Diary Of A Fiery Chameleon (Animal Diary Book 35) Download.zip
Cache memory and Registers are special types of volatile memory that allows a computer to perform certain tasks much more quickly. The cache memory is a high speed circuitry that can either be built right into the CPU or very close to the CPU. Registers are built into the CPU to store intermediary results during processing. A good analogy from HowStuffWorks compares the computer to a librarian, data to books, and cache to a backpack. Suppose somebody walks into a library and asks the librarian for a copy of the book Moby Dick. The librarian goes back into the room full of books, grabs that book, and gives it to the reader. Later that day, the reader returns, having finished the book, and gives it back to the librarian, who returns it to the same storage room. Then, a second reader walks in asking for the same book, Moby Dick.

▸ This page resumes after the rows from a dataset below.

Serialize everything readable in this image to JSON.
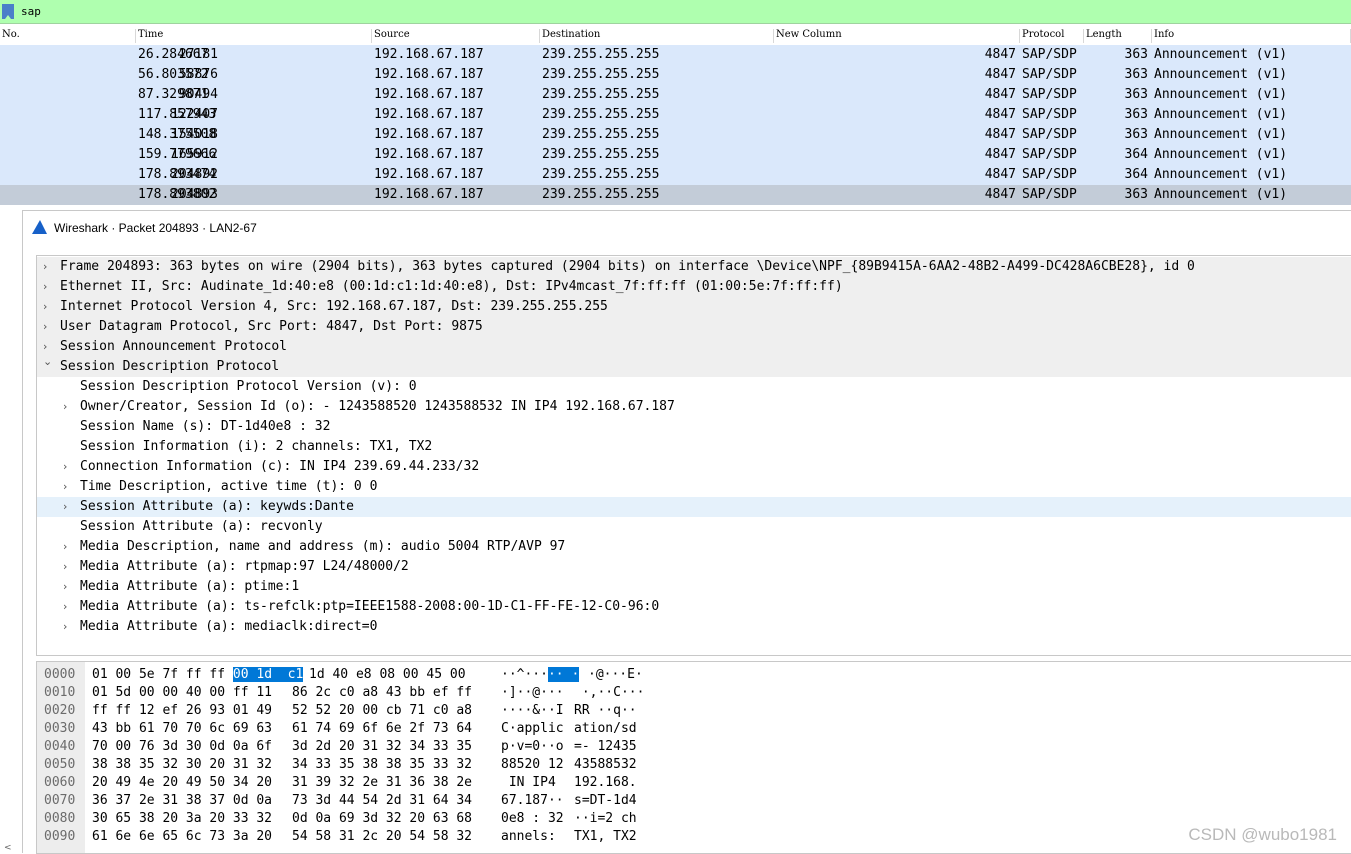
{
  "filter": {
    "value": "sap"
  },
  "packet_list": {
    "columns": [
      "No.",
      "Time",
      "Source",
      "Destination",
      "New Column",
      "Protocol",
      "Length",
      "Info"
    ],
    "rows": [
      [
        "27181",
        "26.284667",
        "192.168.67.187",
        "239.255.255.255",
        "4847",
        "SAP/SDP",
        "363",
        "Announcement (v1)"
      ],
      [
        "58876",
        "56.803572",
        "192.168.67.187",
        "239.255.255.255",
        "4847",
        "SAP/SDP",
        "363",
        "Announcement (v1)"
      ],
      [
        "90494",
        "87.329871",
        "192.168.67.187",
        "239.255.255.255",
        "4847",
        "SAP/SDP",
        "363",
        "Announcement (v1)"
      ],
      [
        "122407",
        "117.857943",
        "192.168.67.187",
        "239.255.255.255",
        "4847",
        "SAP/SDP",
        "363",
        "Announcement (v1)"
      ],
      [
        "154018",
        "148.375508",
        "192.168.67.187",
        "239.255.255.255",
        "4847",
        "SAP/SDP",
        "363",
        "Announcement (v1)"
      ],
      [
        "165912",
        "159.779666",
        "192.168.67.187",
        "239.255.255.255",
        "4847",
        "SAP/SDP",
        "364",
        "Announcement (v1)"
      ],
      [
        "204892",
        "178.893474",
        "192.168.67.187",
        "239.255.255.255",
        "4847",
        "SAP/SDP",
        "364",
        "Announcement (v1)"
      ],
      [
        "204893",
        "178.893802",
        "192.168.67.187",
        "239.255.255.255",
        "4847",
        "SAP/SDP",
        "363",
        "Announcement (v1)"
      ]
    ],
    "selected_row_index": 7
  },
  "packet_window": {
    "title": "Wireshark · Packet 204893 · LAN2-67"
  },
  "details": [
    {
      "indent": 0,
      "arrow": "right",
      "text": "Frame 204893: 363 bytes on wire (2904 bits), 363 bytes captured (2904 bits) on interface \\Device\\NPF_{89B9415A-6AA2-48B2-A499-DC428A6CBE28}, id 0",
      "bg": "gray"
    },
    {
      "indent": 0,
      "arrow": "right",
      "text": "Ethernet II, Src: Audinate_1d:40:e8 (00:1d:c1:1d:40:e8), Dst: IPv4mcast_7f:ff:ff (01:00:5e:7f:ff:ff)",
      "bg": "gray"
    },
    {
      "indent": 0,
      "arrow": "right",
      "text": "Internet Protocol Version 4, Src: 192.168.67.187, Dst: 239.255.255.255",
      "bg": "gray"
    },
    {
      "indent": 0,
      "arrow": "right",
      "text": "User Datagram Protocol, Src Port: 4847, Dst Port: 9875",
      "bg": "gray"
    },
    {
      "indent": 0,
      "arrow": "right",
      "text": "Session Announcement Protocol",
      "bg": "gray"
    },
    {
      "indent": 0,
      "arrow": "down",
      "text": "Session Description Protocol",
      "bg": "gray"
    },
    {
      "indent": 1,
      "arrow": "",
      "text": "Session Description Protocol Version (v): 0",
      "bg": ""
    },
    {
      "indent": 1,
      "arrow": "right",
      "text": "Owner/Creator, Session Id (o): - 1243588520 1243588532 IN IP4 192.168.67.187",
      "bg": ""
    },
    {
      "indent": 1,
      "arrow": "",
      "text": "Session Name (s): DT-1d40e8 : 32",
      "bg": ""
    },
    {
      "indent": 1,
      "arrow": "",
      "text": "Session Information (i): 2 channels: TX1, TX2",
      "bg": ""
    },
    {
      "indent": 1,
      "arrow": "right",
      "text": "Connection Information (c): IN IP4 239.69.44.233/32",
      "bg": ""
    },
    {
      "indent": 1,
      "arrow": "right",
      "text": "Time Description, active time (t): 0 0",
      "bg": ""
    },
    {
      "indent": 1,
      "arrow": "right",
      "text": "Session Attribute (a): keywds:Dante",
      "bg": "hl"
    },
    {
      "indent": 1,
      "arrow": "",
      "text": "Session Attribute (a): recvonly",
      "bg": ""
    },
    {
      "indent": 1,
      "arrow": "right",
      "text": "Media Description, name and address (m): audio 5004 RTP/AVP 97",
      "bg": ""
    },
    {
      "indent": 1,
      "arrow": "right",
      "text": "Media Attribute (a): rtpmap:97 L24/48000/2",
      "bg": ""
    },
    {
      "indent": 1,
      "arrow": "right",
      "text": "Media Attribute (a): ptime:1",
      "bg": ""
    },
    {
      "indent": 1,
      "arrow": "right",
      "text": "Media Attribute (a): ts-refclk:ptp=IEEE1588-2008:00-1D-C1-FF-FE-12-C0-96:0",
      "bg": ""
    },
    {
      "indent": 1,
      "arrow": "right",
      "text": "Media Attribute (a): mediaclk:direct=0",
      "bg": ""
    }
  ],
  "hex": [
    {
      "off": "0000",
      "hx1": "01 00 5e 7f ff ff ",
      "sel1": "00 1d  c1",
      "hx2": "1d 40 e8 08 00 45 00",
      "as1": "··^···",
      "sel2": "·· ·",
      "as2": "·@···E·"
    },
    {
      "off": "0010",
      "hx1": "01 5d 00 00 40 00 ff 11",
      "sel1": "",
      "hx2": "86 2c c0 a8 43 bb ef ff",
      "as1": "·]··@···",
      "sel2": "",
      "as2": " ·,··C···"
    },
    {
      "off": "0020",
      "hx1": "ff ff 12 ef 26 93 01 49",
      "sel1": "",
      "hx2": "52 52 20 00 cb 71 c0 a8",
      "as1": "····&··I",
      "sel2": "",
      "as2": "RR ··q··"
    },
    {
      "off": "0030",
      "hx1": "43 bb 61 70 70 6c 69 63",
      "sel1": "",
      "hx2": "61 74 69 6f 6e 2f 73 64",
      "as1": "C·applic",
      "sel2": "",
      "as2": "ation/sd"
    },
    {
      "off": "0040",
      "hx1": "70 00 76 3d 30 0d 0a 6f",
      "sel1": "",
      "hx2": "3d 2d 20 31 32 34 33 35",
      "as1": "p·v=0··o",
      "sel2": "",
      "as2": "=- 12435"
    },
    {
      "off": "0050",
      "hx1": "38 38 35 32 30 20 31 32",
      "sel1": "",
      "hx2": "34 33 35 38 38 35 33 32",
      "as1": "88520 12",
      "sel2": "",
      "as2": "43588532"
    },
    {
      "off": "0060",
      "hx1": "20 49 4e 20 49 50 34 20",
      "sel1": "",
      "hx2": "31 39 32 2e 31 36 38 2e",
      "as1": " IN IP4 ",
      "sel2": "",
      "as2": "192.168."
    },
    {
      "off": "0070",
      "hx1": "36 37 2e 31 38 37 0d 0a",
      "sel1": "",
      "hx2": "73 3d 44 54 2d 31 64 34",
      "as1": "67.187··",
      "sel2": "",
      "as2": "s=DT-1d4"
    },
    {
      "off": "0080",
      "hx1": "30 65 38 20 3a 20 33 32",
      "sel1": "",
      "hx2": "0d 0a 69 3d 32 20 63 68",
      "as1": "0e8 : 32",
      "sel2": "",
      "as2": "··i=2 ch"
    },
    {
      "off": "0090",
      "hx1": "61 6e 6e 65 6c 73 3a 20",
      "sel1": "",
      "hx2": "54 58 31 2c 20 54 58 32",
      "as1": "annels: ",
      "sel2": "",
      "as2": "TX1, TX2"
    }
  ],
  "watermark": "CSDN @wubo1981",
  "icons": {
    "filter_bookmark": "bookmark-icon",
    "window": "wireshark-fin-icon",
    "expand": "chevron-right-icon",
    "collapse": "chevron-down-icon"
  }
}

The librarian has to get up and go all the way back to the room in order to get the book he was just handling, which is a waste of time. Instead, suppose the librarian had a backpack that could store up to 10 books. When the first person returns Moby Dick, the librarian puts it into his backpack instead (after making sure the backpack doesn't have 10 books in it already.) Then, when the second person comes in requesting that same book, the librarian can just check his bag, get the book out, and hand it to the second person without having to walk all the way back into the other room. Cache memory functions like that backpack, it stores previously accessed data in a specific area with a limited amount of memory so that the processor can get this data much more quickly.
Diary Of A Fiery Chameleon (Animal Diary Book 35) download.zip